Dataset records:

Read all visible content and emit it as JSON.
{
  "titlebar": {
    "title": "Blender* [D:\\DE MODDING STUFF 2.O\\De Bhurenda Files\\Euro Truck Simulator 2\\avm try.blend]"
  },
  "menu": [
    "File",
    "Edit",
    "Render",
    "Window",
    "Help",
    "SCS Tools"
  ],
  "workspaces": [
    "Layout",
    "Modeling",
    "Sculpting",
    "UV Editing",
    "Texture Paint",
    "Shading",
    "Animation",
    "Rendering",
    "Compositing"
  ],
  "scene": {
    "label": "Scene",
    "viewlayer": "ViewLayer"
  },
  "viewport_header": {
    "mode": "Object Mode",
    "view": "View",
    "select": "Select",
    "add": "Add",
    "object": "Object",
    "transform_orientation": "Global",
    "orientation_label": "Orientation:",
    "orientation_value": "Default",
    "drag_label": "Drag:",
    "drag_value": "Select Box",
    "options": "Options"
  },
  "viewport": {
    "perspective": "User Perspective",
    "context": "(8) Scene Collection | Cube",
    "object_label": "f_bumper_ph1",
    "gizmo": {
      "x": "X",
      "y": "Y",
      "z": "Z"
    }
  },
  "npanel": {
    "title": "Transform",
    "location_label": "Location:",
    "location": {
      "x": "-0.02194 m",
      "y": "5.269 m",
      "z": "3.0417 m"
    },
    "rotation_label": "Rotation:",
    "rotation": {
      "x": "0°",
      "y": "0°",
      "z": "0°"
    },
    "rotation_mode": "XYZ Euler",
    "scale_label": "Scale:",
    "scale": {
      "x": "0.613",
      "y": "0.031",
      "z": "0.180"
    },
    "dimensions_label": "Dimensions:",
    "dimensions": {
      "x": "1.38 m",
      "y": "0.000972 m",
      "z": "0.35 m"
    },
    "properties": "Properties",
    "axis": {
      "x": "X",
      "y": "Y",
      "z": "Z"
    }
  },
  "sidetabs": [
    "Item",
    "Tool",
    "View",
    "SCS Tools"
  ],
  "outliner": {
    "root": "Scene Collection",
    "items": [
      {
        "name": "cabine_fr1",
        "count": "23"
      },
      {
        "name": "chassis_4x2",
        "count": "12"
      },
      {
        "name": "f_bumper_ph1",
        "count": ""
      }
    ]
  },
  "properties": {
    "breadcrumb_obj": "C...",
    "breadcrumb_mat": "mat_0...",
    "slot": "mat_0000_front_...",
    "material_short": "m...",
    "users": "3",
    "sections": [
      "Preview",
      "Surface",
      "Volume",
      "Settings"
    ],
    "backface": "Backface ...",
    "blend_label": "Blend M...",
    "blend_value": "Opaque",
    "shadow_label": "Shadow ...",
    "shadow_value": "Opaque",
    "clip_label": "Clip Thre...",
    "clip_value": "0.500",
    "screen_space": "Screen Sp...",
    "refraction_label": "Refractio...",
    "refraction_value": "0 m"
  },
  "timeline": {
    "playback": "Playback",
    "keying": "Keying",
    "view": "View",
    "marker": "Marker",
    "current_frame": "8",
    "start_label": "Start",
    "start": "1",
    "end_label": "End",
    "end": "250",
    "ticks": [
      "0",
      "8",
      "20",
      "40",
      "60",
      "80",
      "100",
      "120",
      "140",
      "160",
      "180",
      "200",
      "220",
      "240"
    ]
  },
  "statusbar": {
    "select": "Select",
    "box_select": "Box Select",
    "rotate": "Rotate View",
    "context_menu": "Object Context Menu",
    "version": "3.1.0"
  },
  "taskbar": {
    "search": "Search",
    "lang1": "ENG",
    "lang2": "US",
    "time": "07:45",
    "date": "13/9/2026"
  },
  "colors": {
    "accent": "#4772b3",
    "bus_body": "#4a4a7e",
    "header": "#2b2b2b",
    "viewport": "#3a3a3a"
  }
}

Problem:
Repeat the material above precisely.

Solution to the exercise:
Read all visible content and emit it as JSON.
{
  "titlebar": {
    "title": "Blender* [D:\\DE MODDING STUFF 2.O\\De Bhurenda Files\\Euro Truck Simulator 2\\avm try.blend]"
  },
  "menu": [
    "File",
    "Edit",
    "Render",
    "Window",
    "Help",
    "SCS Tools"
  ],
  "workspaces": [
    "Layout",
    "Modeling",
    "Sculpting",
    "UV Editing",
    "Texture Paint",
    "Shading",
    "Animation",
    "Rendering",
    "Compositing"
  ],
  "scene": {
    "label": "Scene",
    "viewlayer": "ViewLayer"
  },
  "viewport_header": {
    "mode": "Object Mode",
    "view": "View",
    "select": "Select",
    "add": "Add",
    "object": "Object",
    "transform_orientation": "Global",
    "orientation_label": "Orientation:",
    "orientation_value": "Default",
    "drag_label": "Drag:",
    "drag_value": "Select Box",
    "options": "Options"
  },
  "viewport": {
    "perspective": "User Perspective",
    "context": "(8) Scene Collection | Cube",
    "object_label": "f_bumper_ph1",
    "gizmo": {
      "x": "X",
      "y": "Y",
      "z": "Z"
    }
  },
  "npanel": {
    "title": "Transform",
    "location_label": "Location:",
    "location": {
      "x": "-0.02194 m",
      "y": "5.269 m",
      "z": "3.0417 m"
    },
    "rotation_label": "Rotation:",
    "rotation": {
      "x": "0°",
      "y": "0°",
      "z": "0°"
    },
    "rotation_mode": "XYZ Euler",
    "scale_label": "Scale:",
    "scale": {
      "x": "0.613",
      "y": "0.031",
      "z": "0.180"
    },
    "dimensions_label": "Dimensions:",
    "dimensions": {
      "x": "1.38 m",
      "y": "0.000972 m",
      "z": "0.35 m"
    },
    "properties": "Properties",
    "axis": {
      "x": "X",
      "y": "Y",
      "z": "Z"
    }
  },
  "sidetabs": [
    "Item",
    "Tool",
    "View",
    "SCS Tools"
  ],
  "outliner": {
    "root": "Scene Collection",
    "items": [
      {
        "name": "cabine_fr1",
        "count": "23"
      },
      {
        "name": "chassis_4x2",
        "count": "12"
      },
      {
        "name": "f_bumper_ph1",
        "count": ""
      }
    ]
  },
  "properties": {
    "breadcrumb_obj": "C...",
    "breadcrumb_mat": "mat_0...",
    "slot": "mat_0000_front_...",
    "material_short": "m...",
    "users": "3",
    "sections": [
      "Preview",
      "Surface",
      "Volume",
      "Settings"
    ],
    "backface": "Backface ...",
    "blend_label": "Blend M...",
    "blend_value": "Opaque",
    "shadow_label": "Shadow ...",
    "shadow_value": "Opaque",
    "clip_label": "Clip Thre...",
    "clip_value": "0.500",
    "screen_space": "Screen Sp...",
    "refraction_label": "Refractio...",
    "refraction_value": "0 m"
  },
  "timeline": {
    "playback": "Playback",
    "keying": "Keying",
    "view": "View",
    "marker": "Marker",
    "current_frame": "8",
    "start_label": "Start",
    "start": "1",
    "end_label": "End",
    "end": "250",
    "ticks": [
      "0",
      "8",
      "20",
      "40",
      "60",
      "80",
      "100",
      "120",
      "140",
      "160",
      "180",
      "200",
      "220",
      "240"
    ]
  },
  "statusbar": {
    "select": "Select",
    "box_select": "Box Select",
    "rotate": "Rotate View",
    "context_menu": "Object Context Menu",
    "version": "3.1.0"
  },
  "taskbar": {
    "search": "Search",
    "lang1": "ENG",
    "lang2": "US",
    "time": "07:45",
    "date": "13/9/2026"
  },
  "colors": {
    "accent": "#4772b3",
    "bus_body": "#4a4a7e",
    "header": "#2b2b2b",
    "viewport": "#3a3a3a"
  }
}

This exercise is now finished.